Support happiness. Bill communicated to the next generation about the business but also clearly communicated: “I want you to do what’s going to make you happy.” John says the result was no pressure or expectation. “That was good to feel that support from your parents who said, ‘We just want you to do what’s going to make you happy in life.’”
Talk to the older generation. Jane says even though the older generation is retiring and may have lost some energy, they haven’t lost interest. They want to know what’s going on. They’ve been too invested for too long to be left out of the loop. “The more information going to the older generation, the better,” she adds.
Get a hobby. Bill has 30 Angus cows and lots of fence to build. Bob vegetable gardens like a boss, travels and has a new grandbaby. Find something useful to occupy your time.
Parting advice. John says the incoming generation needs to be patient. Prove themselves. “Put your head down and accept responsibility,” he adds. And the senior generation? “Be willing to step back and let others make mistakes.”
In the end, families like the Wyffels family care a lot about succession, both for them and for their farmer-customers who wonder what family farming will look like in 20 years.

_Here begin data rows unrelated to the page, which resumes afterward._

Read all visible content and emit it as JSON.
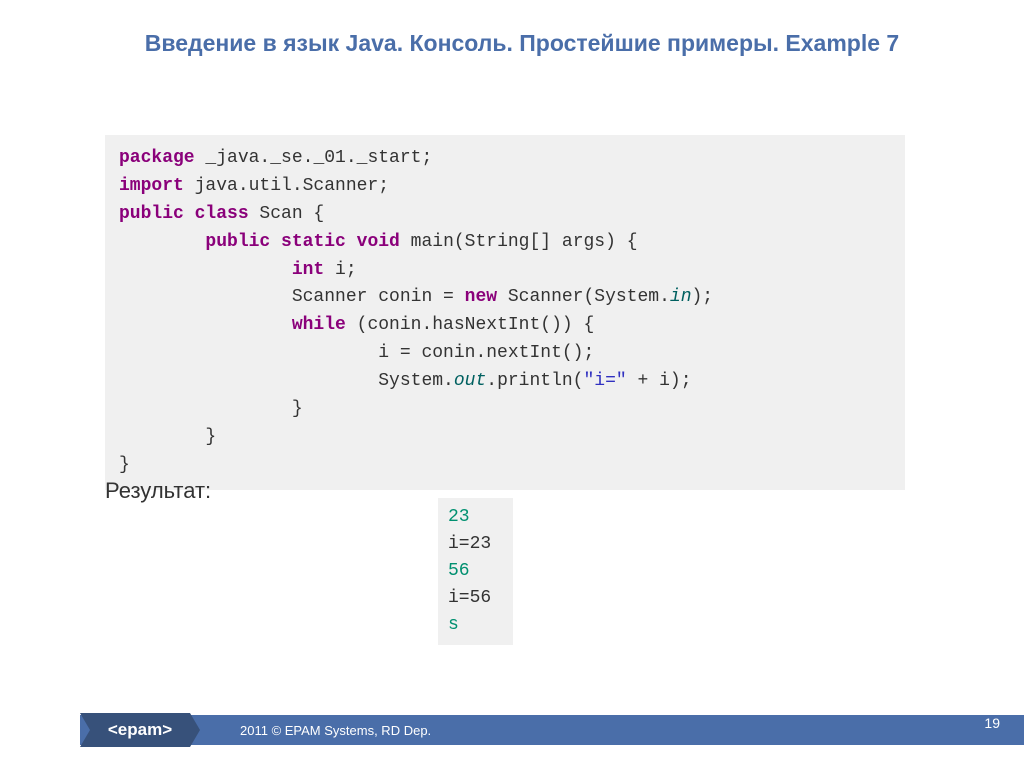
{
  "title": "Введение в язык Java. Консоль. Простейшие примеры. Example 7",
  "code": {
    "tokens": [
      {
        "t": "package",
        "c": "kw"
      },
      {
        "t": " _java._se._01._start;\n"
      },
      {
        "t": "import",
        "c": "kw"
      },
      {
        "t": " java.util.Scanner;\n"
      },
      {
        "t": "public class",
        "c": "kw"
      },
      {
        "t": " Scan {\n"
      },
      {
        "t": "        "
      },
      {
        "t": "public static void",
        "c": "kw"
      },
      {
        "t": " main(String[] args) {\n"
      },
      {
        "t": "                "
      },
      {
        "t": "int",
        "c": "kw"
      },
      {
        "t": " i;\n"
      },
      {
        "t": "                Scanner conin = "
      },
      {
        "t": "new",
        "c": "kw"
      },
      {
        "t": " Scanner(System."
      },
      {
        "t": "in",
        "c": "field"
      },
      {
        "t": ");\n"
      },
      {
        "t": "                "
      },
      {
        "t": "while",
        "c": "kw"
      },
      {
        "t": " (conin.hasNextInt()) {\n"
      },
      {
        "t": "                        i = conin.nextInt();\n"
      },
      {
        "t": "                        System."
      },
      {
        "t": "out",
        "c": "field"
      },
      {
        "t": ".println("
      },
      {
        "t": "\"i=\"",
        "c": "str"
      },
      {
        "t": " + i);\n"
      },
      {
        "t": "                }\n"
      },
      {
        "t": "        }\n"
      },
      {
        "t": "}"
      }
    ]
  },
  "result_label": "Результат:",
  "output": [
    {
      "v": "23",
      "c": "in"
    },
    {
      "v": "i=23"
    },
    {
      "v": "56",
      "c": "in"
    },
    {
      "v": "i=56"
    },
    {
      "v": "s",
      "c": "in"
    }
  ],
  "footer": {
    "copyright": "2011 © EPAM Systems, RD Dep.",
    "logo_text": "<epam>",
    "page": "19"
  },
  "colors": {
    "brand": "#4a6ea9"
  }
}
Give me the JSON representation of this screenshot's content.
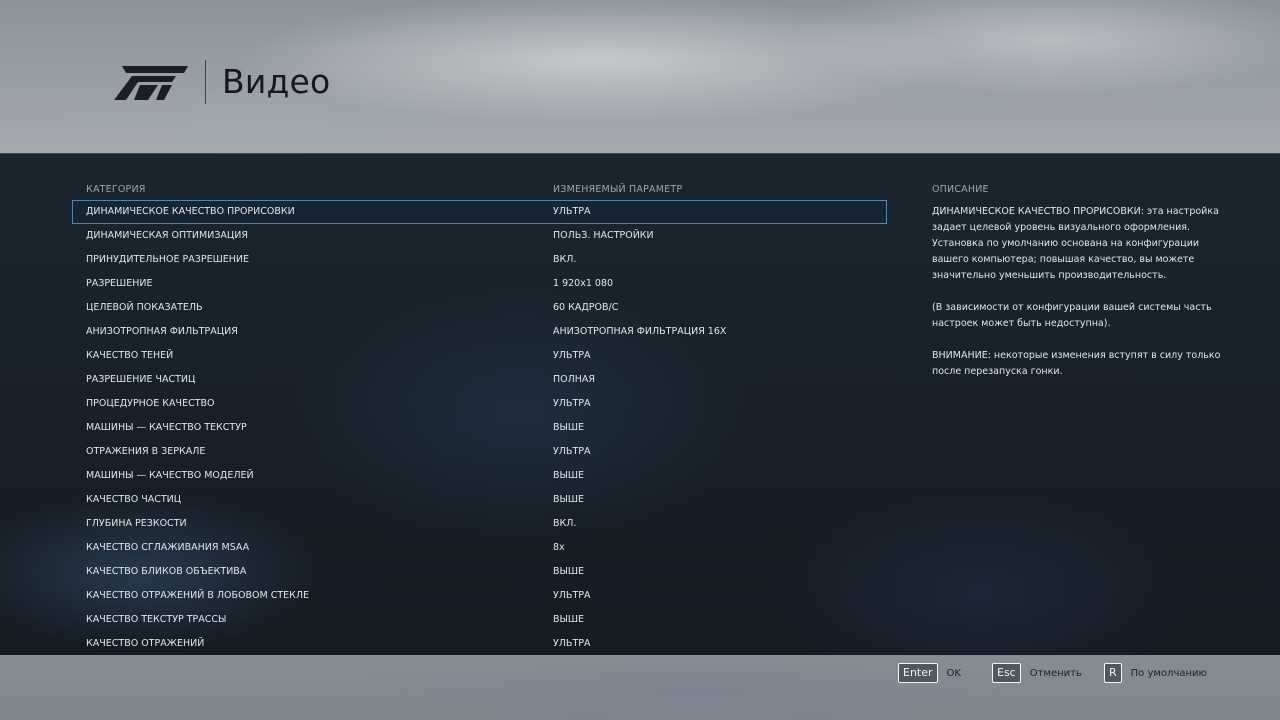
{
  "header": {
    "title": "Видео",
    "logo_icon": "forza-logo"
  },
  "columns": {
    "category": "КАТЕГОРИЯ",
    "parameter": "ИЗМЕНЯЕМЫЙ ПАРАМЕТР",
    "description": "ОПИСАНИЕ"
  },
  "settings": [
    {
      "label": "ДИНАМИЧЕСКОЕ КАЧЕСТВО ПРОРИСОВКИ",
      "value": "УЛЬТРА",
      "selected": true
    },
    {
      "label": "ДИНАМИЧЕСКАЯ ОПТИМИЗАЦИЯ",
      "value": "ПОЛЬЗ. НАСТРОЙКИ"
    },
    {
      "label": "ПРИНУДИТЕЛЬНОЕ РАЗРЕШЕНИЕ",
      "value": "ВКЛ."
    },
    {
      "label": "РАЗРЕШЕНИЕ",
      "value": "1 920x1 080"
    },
    {
      "label": "ЦЕЛЕВОЙ ПОКАЗАТЕЛЬ",
      "value": "60 КАДРОВ/С"
    },
    {
      "label": "АНИЗОТРОПНАЯ ФИЛЬТРАЦИЯ",
      "value": "АНИЗОТРОПНАЯ ФИЛЬТРАЦИЯ 16X"
    },
    {
      "label": "КАЧЕСТВО ТЕНЕЙ",
      "value": "УЛЬТРА"
    },
    {
      "label": "РАЗРЕШЕНИЕ ЧАСТИЦ",
      "value": "ПОЛНАЯ"
    },
    {
      "label": "ПРОЦЕДУРНОЕ КАЧЕСТВО",
      "value": "УЛЬТРА"
    },
    {
      "label": "МАШИНЫ — КАЧЕСТВО ТЕКСТУР",
      "value": "ВЫШЕ"
    },
    {
      "label": "ОТРАЖЕНИЯ В ЗЕРКАЛЕ",
      "value": "УЛЬТРА"
    },
    {
      "label": "МАШИНЫ — КАЧЕСТВО МОДЕЛЕЙ",
      "value": "ВЫШЕ"
    },
    {
      "label": "КАЧЕСТВО ЧАСТИЦ",
      "value": "ВЫШЕ"
    },
    {
      "label": "ГЛУБИНА РЕЗКОСТИ",
      "value": "ВКЛ."
    },
    {
      "label": "КАЧЕСТВО СГЛАЖИВАНИЯ MSAA",
      "value": "8x"
    },
    {
      "label": "КАЧЕСТВО БЛИКОВ ОБЪЕКТИВА",
      "value": "ВЫШЕ"
    },
    {
      "label": "КАЧЕСТВО ОТРАЖЕНИЙ В ЛОБОВОМ СТЕКЛЕ",
      "value": "УЛЬТРА"
    },
    {
      "label": "КАЧЕСТВО ТЕКСТУР ТРАССЫ",
      "value": "ВЫШЕ"
    },
    {
      "label": "КАЧЕСТВО ОТРАЖЕНИЙ",
      "value": "УЛЬТРА"
    }
  ],
  "description": {
    "p1": "ДИНАМИЧЕСКОЕ КАЧЕСТВО ПРОРИСОВКИ: эта настройка задает целевой уровень визуального оформления. Установка по умолчанию основана на конфигурации вашего компьютера; повышая качество, вы можете значительно уменьшить производительность.",
    "p2": "(В зависимости от конфигурации вашей системы часть настроек может быть недоступна).",
    "p3": "ВНИМАНИЕ: некоторые изменения вступят в силу только после перезапуска гонки."
  },
  "footer": {
    "enter_key": "Enter",
    "enter_label": "OK",
    "esc_key": "Esc",
    "esc_label": "Отменить",
    "reset_key": "R",
    "reset_label": "По умолчанию"
  },
  "colors": {
    "panel": "#172029",
    "selection_border": "#4e87aa",
    "text": "#e1e6ea",
    "header_text": "#15191d"
  }
}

Will 20 farms become one farm someday?
John doesn’t think 20 will become one, but 20 will be something less than 20. “Invest the time to think about it and plan for it, and continue the legacy,” he says.
Lay the groundwork, and then, like Bill Wyffels, when it’s time, really let go.
The cousin consortium
When the oldest Wyffels cousin, John, was 18, and the youngest, Jacob, was 10, their parents decided they needed an opportunity to work together.
“We wanted them to work together in a subset of the business that wasn’t the business,” Bill describes. So, they had the kids rent farmland together.
It worked out well; a relative was renting some family ground. He understood what they were trying to do, and subrented it to the kids.
The kids had to talk to each other and make business decisions on inputs and marketing, when to sell, how to fertilize, what seed to plant, whether to spray fungicide, how to pay taxes.
“They had to talk to each other — all five of them!” Bill says. “It was communications, getting to know personalities, and maybe debating and compromising.”
Plus, they got to be the customer. Blake says, “It was a great way for us to better understand what our customer goes through. Where will you try to save money? Where will you invest and earn more? There’s a lot of ways to raise a crop.”